While you can use rollers and brushes, a sprayer gives you the most labor-efficient coverage. Just make sure you've protected any nearby siding and landscaping and don't have too much wind before beginning. If wind is an issue, a roller is still a viable option for covering large areas. Remember to adjust the roller size to accommodate the texture of the wood. For example, rougher surfaces require thicker rollers.

Even if you use a sprayer, you still want to have a roller and brushes handy. A roller is great for addressing any flat areas where paint or stain is puddling, and brushes are invaluable for reaching small areas and tight spaces. Make sure you cover all visible surfaces, which can include the ends, undersides and gaps between individual boards. Apply two to three even coats, and allow each coat to dry before continuing.

Maintenance and Follow-Up

Periodic maintenance keeps the newly refinished deck looking great over time. Waiting too long between recoating a wood deck can weaken the UV protection on the wood, leading to cracking and fading. Moisture can also creep in, leading to unsightly mildew and rotting wood. For optimal results, customers should reapply stains every two to three years, depending on the deck's exposure to sunlight and adverse weather. Paint can often last longer than stains before needing another coat, depending on the product.

Keep track of when you last refinished a client's deck, and use these guidelines to estimate when your clients could use a fresh coat.
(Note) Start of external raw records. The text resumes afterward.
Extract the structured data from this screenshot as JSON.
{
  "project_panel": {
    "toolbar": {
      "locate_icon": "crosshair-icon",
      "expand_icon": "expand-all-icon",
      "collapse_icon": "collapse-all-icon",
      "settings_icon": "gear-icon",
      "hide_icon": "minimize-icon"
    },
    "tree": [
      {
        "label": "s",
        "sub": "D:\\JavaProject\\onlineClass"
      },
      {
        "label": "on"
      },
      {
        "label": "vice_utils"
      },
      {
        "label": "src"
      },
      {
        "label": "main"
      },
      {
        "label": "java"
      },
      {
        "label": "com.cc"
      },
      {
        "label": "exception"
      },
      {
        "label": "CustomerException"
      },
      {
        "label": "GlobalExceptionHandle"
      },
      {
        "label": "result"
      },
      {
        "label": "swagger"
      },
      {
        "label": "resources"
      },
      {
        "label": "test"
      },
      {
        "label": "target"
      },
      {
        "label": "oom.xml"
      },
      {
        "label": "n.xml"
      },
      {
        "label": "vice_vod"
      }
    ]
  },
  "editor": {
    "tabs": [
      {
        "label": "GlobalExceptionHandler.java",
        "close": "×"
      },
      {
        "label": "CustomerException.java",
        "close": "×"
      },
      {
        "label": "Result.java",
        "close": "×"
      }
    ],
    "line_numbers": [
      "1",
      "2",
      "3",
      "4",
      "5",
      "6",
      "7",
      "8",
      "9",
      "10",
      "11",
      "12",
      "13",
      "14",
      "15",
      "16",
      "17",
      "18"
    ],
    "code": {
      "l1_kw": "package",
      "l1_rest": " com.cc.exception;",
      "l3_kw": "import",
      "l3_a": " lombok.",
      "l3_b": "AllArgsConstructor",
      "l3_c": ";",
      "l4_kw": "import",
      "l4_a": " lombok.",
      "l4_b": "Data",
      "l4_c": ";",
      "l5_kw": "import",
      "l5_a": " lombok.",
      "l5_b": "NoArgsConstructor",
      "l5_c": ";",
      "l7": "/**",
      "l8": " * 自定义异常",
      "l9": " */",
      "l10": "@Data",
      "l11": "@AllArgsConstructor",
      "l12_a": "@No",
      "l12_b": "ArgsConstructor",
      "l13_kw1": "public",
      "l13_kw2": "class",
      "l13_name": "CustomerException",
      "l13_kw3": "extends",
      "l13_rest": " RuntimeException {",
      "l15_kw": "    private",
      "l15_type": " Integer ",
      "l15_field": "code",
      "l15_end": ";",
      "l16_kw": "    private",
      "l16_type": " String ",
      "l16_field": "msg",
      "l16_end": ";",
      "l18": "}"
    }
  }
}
A well-timed mailer can remind your clients that's it's time to refinish, guaranteeing that they continue to enjoy their like-new, finished deck for years to come.